## Aim of the task:
Could the records below be restated word for word, without a single picture?

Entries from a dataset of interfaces
---
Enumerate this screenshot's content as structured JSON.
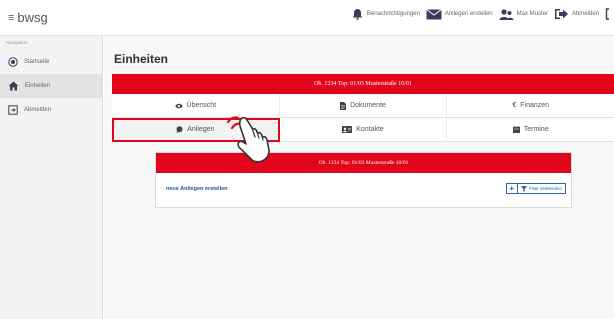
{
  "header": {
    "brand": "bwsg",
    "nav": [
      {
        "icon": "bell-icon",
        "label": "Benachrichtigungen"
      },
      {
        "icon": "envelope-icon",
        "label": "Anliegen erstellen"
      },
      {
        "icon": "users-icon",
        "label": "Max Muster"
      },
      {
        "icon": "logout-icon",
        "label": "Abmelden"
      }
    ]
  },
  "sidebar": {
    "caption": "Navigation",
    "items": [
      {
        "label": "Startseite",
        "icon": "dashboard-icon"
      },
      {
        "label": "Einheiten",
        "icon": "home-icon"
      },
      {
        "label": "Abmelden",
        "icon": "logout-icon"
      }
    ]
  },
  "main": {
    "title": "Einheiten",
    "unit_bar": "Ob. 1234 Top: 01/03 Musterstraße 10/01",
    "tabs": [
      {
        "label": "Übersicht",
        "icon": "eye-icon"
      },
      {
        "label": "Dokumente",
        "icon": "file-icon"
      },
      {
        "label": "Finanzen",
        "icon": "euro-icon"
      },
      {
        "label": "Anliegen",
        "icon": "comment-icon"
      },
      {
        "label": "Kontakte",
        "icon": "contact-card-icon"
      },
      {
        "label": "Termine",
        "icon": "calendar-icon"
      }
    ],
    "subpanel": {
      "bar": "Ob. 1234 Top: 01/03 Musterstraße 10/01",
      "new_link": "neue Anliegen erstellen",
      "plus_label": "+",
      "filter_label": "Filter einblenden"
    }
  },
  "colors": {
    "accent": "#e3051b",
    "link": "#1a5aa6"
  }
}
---
## Task response:
Enumerate this screenshot's content as structured JSON.
{
  "header": {
    "brand": "bwsg",
    "nav": [
      {
        "icon": "bell-icon",
        "label": "Benachrichtigungen"
      },
      {
        "icon": "envelope-icon",
        "label": "Anliegen erstellen"
      },
      {
        "icon": "users-icon",
        "label": "Max Muster"
      },
      {
        "icon": "logout-icon",
        "label": "Abmelden"
      }
    ]
  },
  "sidebar": {
    "caption": "Navigation",
    "items": [
      {
        "label": "Startseite",
        "icon": "dashboard-icon"
      },
      {
        "label": "Einheiten",
        "icon": "home-icon"
      },
      {
        "label": "Abmelden",
        "icon": "logout-icon"
      }
    ]
  },
  "main": {
    "title": "Einheiten",
    "unit_bar": "Ob. 1234 Top: 01/03 Musterstraße 10/01",
    "tabs": [
      {
        "label": "Übersicht",
        "icon": "eye-icon"
      },
      {
        "label": "Dokumente",
        "icon": "file-icon"
      },
      {
        "label": "Finanzen",
        "icon": "euro-icon"
      },
      {
        "label": "Anliegen",
        "icon": "comment-icon"
      },
      {
        "label": "Kontakte",
        "icon": "contact-card-icon"
      },
      {
        "label": "Termine",
        "icon": "calendar-icon"
      }
    ],
    "subpanel": {
      "bar": "Ob. 1234 Top: 01/03 Musterstraße 10/01",
      "new_link": "neue Anliegen erstellen",
      "plus_label": "+",
      "filter_label": "Filter einblenden"
    }
  },
  "colors": {
    "accent": "#e3051b",
    "link": "#1a5aa6"
  }
}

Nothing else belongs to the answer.